**Activity**
Below are records; how many of their lines contain "fill"? Give the number and no other words.

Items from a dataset
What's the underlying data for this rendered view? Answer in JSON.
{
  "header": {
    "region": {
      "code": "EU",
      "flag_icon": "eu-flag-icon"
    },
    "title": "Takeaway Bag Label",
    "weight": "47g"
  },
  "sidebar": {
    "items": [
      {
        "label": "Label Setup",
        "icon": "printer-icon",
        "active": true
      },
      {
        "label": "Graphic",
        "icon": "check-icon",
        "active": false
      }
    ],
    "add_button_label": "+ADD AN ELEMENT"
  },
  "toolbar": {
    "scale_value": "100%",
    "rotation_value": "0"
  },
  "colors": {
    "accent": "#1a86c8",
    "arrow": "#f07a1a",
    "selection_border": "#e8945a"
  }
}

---

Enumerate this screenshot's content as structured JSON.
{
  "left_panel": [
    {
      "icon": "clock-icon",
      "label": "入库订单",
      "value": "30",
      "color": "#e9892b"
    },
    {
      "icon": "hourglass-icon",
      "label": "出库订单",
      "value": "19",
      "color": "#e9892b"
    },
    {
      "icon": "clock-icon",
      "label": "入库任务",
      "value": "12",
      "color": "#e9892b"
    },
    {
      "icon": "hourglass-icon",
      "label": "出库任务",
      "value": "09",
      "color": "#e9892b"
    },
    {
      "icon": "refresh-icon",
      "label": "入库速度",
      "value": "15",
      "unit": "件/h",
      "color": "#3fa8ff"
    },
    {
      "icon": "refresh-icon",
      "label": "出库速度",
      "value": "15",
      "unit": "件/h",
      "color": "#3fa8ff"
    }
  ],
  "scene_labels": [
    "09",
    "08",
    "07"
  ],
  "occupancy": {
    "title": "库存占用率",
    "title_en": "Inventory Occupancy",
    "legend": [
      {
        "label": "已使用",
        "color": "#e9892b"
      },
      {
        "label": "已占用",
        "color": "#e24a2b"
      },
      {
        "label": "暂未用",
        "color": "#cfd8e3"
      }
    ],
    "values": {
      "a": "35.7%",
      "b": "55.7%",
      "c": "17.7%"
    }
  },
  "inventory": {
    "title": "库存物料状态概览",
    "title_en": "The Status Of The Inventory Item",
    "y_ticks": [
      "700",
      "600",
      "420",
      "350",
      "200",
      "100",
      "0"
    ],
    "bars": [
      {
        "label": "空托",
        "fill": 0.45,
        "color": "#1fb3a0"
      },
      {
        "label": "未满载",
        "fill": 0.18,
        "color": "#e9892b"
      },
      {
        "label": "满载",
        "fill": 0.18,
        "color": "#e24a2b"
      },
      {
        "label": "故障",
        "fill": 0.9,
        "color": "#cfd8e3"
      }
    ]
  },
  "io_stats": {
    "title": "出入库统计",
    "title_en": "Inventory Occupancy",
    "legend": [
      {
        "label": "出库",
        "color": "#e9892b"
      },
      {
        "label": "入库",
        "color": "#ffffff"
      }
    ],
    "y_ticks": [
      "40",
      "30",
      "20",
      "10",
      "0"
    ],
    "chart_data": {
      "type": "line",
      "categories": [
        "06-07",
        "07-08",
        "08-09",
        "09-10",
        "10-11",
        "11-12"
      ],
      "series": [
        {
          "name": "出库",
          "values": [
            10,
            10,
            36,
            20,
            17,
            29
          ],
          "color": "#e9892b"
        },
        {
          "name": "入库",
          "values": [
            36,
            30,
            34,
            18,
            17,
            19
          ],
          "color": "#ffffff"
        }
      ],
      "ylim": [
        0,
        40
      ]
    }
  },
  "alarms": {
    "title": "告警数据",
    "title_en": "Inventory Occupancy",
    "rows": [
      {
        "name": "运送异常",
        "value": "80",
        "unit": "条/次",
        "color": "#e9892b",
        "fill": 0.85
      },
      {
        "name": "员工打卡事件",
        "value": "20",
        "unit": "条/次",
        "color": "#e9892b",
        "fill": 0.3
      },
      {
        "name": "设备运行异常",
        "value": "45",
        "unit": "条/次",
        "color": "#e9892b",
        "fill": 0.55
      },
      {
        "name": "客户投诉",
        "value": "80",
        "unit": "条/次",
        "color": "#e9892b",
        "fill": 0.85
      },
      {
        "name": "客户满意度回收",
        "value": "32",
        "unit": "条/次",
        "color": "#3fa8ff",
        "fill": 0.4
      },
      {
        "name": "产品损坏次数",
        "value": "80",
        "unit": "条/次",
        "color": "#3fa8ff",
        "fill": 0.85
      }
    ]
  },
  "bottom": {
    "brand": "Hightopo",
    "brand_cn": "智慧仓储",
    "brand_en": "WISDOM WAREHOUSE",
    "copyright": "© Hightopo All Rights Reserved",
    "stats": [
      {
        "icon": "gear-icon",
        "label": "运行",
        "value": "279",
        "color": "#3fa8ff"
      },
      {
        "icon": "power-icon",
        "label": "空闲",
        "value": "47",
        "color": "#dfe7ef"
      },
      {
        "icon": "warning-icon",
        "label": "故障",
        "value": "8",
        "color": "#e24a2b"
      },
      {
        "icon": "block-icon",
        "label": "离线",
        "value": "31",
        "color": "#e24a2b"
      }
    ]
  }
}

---

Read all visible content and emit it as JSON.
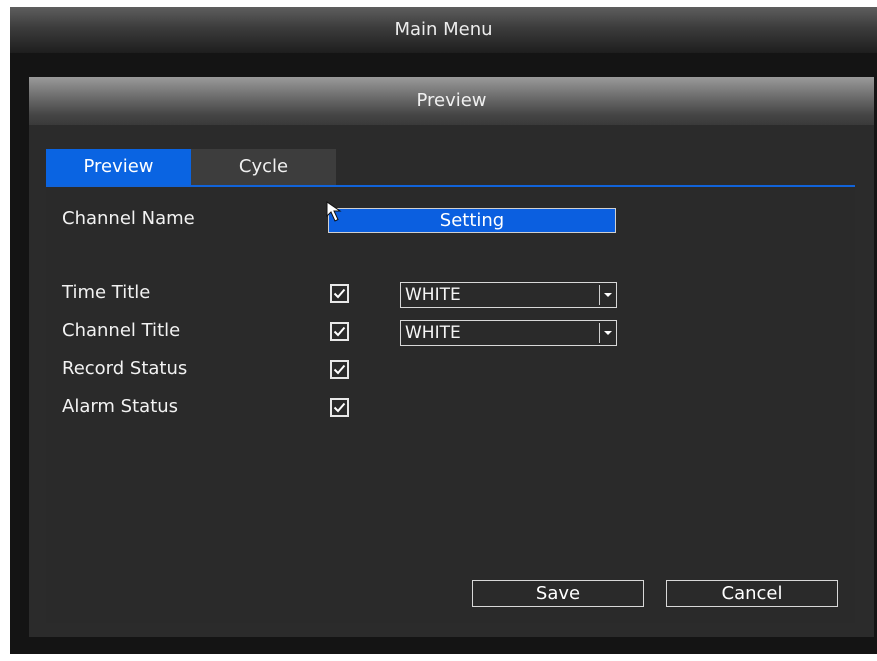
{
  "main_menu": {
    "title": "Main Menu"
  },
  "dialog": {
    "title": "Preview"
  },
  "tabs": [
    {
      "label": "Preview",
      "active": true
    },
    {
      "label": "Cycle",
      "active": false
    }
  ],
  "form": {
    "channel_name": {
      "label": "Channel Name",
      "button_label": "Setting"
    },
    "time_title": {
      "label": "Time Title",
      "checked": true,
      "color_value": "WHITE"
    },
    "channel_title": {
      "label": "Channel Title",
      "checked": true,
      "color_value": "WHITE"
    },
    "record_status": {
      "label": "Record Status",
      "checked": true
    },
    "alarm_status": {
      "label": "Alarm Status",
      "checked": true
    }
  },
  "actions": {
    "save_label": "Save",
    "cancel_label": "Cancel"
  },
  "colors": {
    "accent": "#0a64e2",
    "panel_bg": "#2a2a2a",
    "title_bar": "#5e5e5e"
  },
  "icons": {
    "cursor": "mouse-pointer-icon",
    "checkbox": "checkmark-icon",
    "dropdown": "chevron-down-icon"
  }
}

**Task output**
10